_What the exercise asks:_ Each line in the entries below that holds the string "Toda" must be copied.

_Material provided:_
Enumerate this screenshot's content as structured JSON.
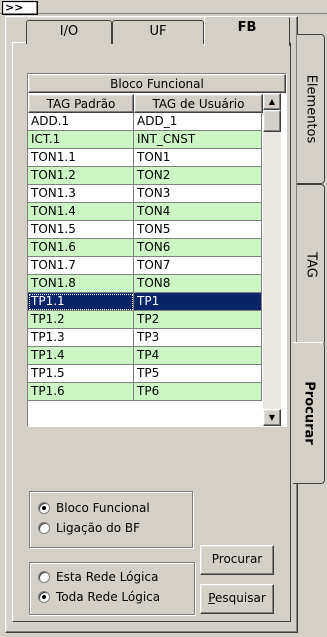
{
  "toolbar": {
    "expand_label": ">>"
  },
  "tabs": {
    "io": "I/O",
    "uf": "UF",
    "fb": "FB",
    "active": "fb"
  },
  "side_tabs": {
    "elementos": "Elementos",
    "tag": "TAG",
    "procurar": "Procurar",
    "active": "procurar"
  },
  "grid": {
    "caption": "Bloco Funcional",
    "col_tag_padrao": "TAG Padrão",
    "col_tag_usuario": "TAG de Usuário",
    "rows": [
      {
        "tag": "ADD.1",
        "user": "ADD_1"
      },
      {
        "tag": "ICT.1",
        "user": "INT_CNST"
      },
      {
        "tag": "TON1.1",
        "user": "TON1"
      },
      {
        "tag": "TON1.2",
        "user": "TON2"
      },
      {
        "tag": "TON1.3",
        "user": "TON3"
      },
      {
        "tag": "TON1.4",
        "user": "TON4"
      },
      {
        "tag": "TON1.5",
        "user": "TON5"
      },
      {
        "tag": "TON1.6",
        "user": "TON6"
      },
      {
        "tag": "TON1.7",
        "user": "TON7"
      },
      {
        "tag": "TON1.8",
        "user": "TON8"
      },
      {
        "tag": "TP1.1",
        "user": "TP1"
      },
      {
        "tag": "TP1.2",
        "user": "TP2"
      },
      {
        "tag": "TP1.3",
        "user": "TP3"
      },
      {
        "tag": "TP1.4",
        "user": "TP4"
      },
      {
        "tag": "TP1.5",
        "user": "TP5"
      },
      {
        "tag": "TP1.6",
        "user": "TP6"
      }
    ],
    "selected_row_index": 10
  },
  "search_type": {
    "options": [
      "Bloco Funcional",
      "Ligação do BF"
    ],
    "selected": "Bloco Funcional"
  },
  "scope": {
    "options": [
      "Esta Rede Lógica",
      "Toda Rede Lógica"
    ],
    "selected": "Toda Rede Lógica"
  },
  "buttons": {
    "procurar": "Procurar",
    "pesquisar_rest": "esquisar",
    "pesquisar_accel": "P"
  },
  "colors": {
    "alt_row": "#ccf7c4",
    "selected_row": "#0a246a",
    "face": "#d4d0c8"
  }
}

_Your response:_
      "Toda Rede Lógica"
    "selected": "Toda Rede Lógica"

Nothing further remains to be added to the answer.